* **What to produce**
May I have the line containing "Enumerate this screenshot's" and every line after it through the end of the data, repeated exactly and with no other lines?

[Dataset rows for apps and sites]
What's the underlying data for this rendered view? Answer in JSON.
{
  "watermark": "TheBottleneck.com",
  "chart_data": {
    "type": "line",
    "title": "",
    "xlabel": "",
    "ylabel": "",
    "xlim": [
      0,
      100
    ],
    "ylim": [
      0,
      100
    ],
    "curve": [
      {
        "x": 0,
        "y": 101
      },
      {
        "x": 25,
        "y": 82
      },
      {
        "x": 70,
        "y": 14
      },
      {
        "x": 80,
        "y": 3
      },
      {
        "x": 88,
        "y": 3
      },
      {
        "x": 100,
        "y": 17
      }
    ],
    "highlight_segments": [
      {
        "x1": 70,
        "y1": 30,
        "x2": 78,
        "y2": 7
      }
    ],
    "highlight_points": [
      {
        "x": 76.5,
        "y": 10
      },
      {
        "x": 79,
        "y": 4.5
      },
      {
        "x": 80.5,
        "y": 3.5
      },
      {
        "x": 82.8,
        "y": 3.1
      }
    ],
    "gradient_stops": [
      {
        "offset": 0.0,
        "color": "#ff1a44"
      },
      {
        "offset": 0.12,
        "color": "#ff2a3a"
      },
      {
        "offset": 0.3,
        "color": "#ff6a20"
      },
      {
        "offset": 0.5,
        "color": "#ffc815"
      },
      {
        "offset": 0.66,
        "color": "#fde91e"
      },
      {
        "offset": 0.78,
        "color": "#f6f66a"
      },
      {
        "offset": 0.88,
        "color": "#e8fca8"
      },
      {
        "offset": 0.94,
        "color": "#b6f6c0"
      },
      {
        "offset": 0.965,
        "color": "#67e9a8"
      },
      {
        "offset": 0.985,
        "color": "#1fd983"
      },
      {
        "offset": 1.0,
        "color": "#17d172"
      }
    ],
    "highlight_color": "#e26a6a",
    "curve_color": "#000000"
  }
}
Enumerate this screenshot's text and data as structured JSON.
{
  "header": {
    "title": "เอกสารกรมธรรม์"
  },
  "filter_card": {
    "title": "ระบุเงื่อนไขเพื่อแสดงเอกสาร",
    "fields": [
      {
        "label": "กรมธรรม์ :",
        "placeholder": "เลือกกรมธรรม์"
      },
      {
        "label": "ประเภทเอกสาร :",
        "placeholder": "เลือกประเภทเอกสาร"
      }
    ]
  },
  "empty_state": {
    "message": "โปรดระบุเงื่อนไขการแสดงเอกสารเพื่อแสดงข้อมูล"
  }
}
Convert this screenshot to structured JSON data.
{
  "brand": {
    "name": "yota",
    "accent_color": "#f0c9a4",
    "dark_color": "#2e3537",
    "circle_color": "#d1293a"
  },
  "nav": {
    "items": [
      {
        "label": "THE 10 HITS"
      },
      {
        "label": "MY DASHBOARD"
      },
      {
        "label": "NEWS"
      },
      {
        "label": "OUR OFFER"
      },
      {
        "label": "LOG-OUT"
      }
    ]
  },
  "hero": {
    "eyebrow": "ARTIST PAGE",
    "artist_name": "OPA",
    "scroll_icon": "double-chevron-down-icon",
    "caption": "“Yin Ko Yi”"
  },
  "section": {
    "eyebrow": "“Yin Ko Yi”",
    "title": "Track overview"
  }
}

* **Exercise response**
Enumerate this screenshot's text and data as structured JSON.
{
  "header": {
    "title": "เอกสารกรมธรรม์"
  },
  "filter_card": {
    "title": "ระบุเงื่อนไขเพื่อแสดงเอกสาร",
    "fields": [
      {
        "label": "กรมธรรม์ :",
        "placeholder": "เลือกกรมธรรม์"
      },
      {
        "label": "ประเภทเอกสาร :",
        "placeholder": "เลือกประเภทเอกสาร"
      }
    ]
  },
  "empty_state": {
    "message": "โปรดระบุเงื่อนไขการแสดงเอกสารเพื่อแสดงข้อมูล"
  }
}
Convert this screenshot to structured JSON data.
{
  "brand": {
    "name": "yota",
    "accent_color": "#f0c9a4",
    "dark_color": "#2e3537",
    "circle_color": "#d1293a"
  },
  "nav": {
    "items": [
      {
        "label": "THE 10 HITS"
      },
      {
        "label": "MY DASHBOARD"
      },
      {
        "label": "NEWS"
      },
      {
        "label": "OUR OFFER"
      },
      {
        "label": "LOG-OUT"
      }
    ]
  },
  "hero": {
    "eyebrow": "ARTIST PAGE",
    "artist_name": "OPA",
    "scroll_icon": "double-chevron-down-icon",
    "caption": "“Yin Ko Yi”"
  },
  "section": {
    "eyebrow": "“Yin Ko Yi”",
    "title": "Track overview"
  }
}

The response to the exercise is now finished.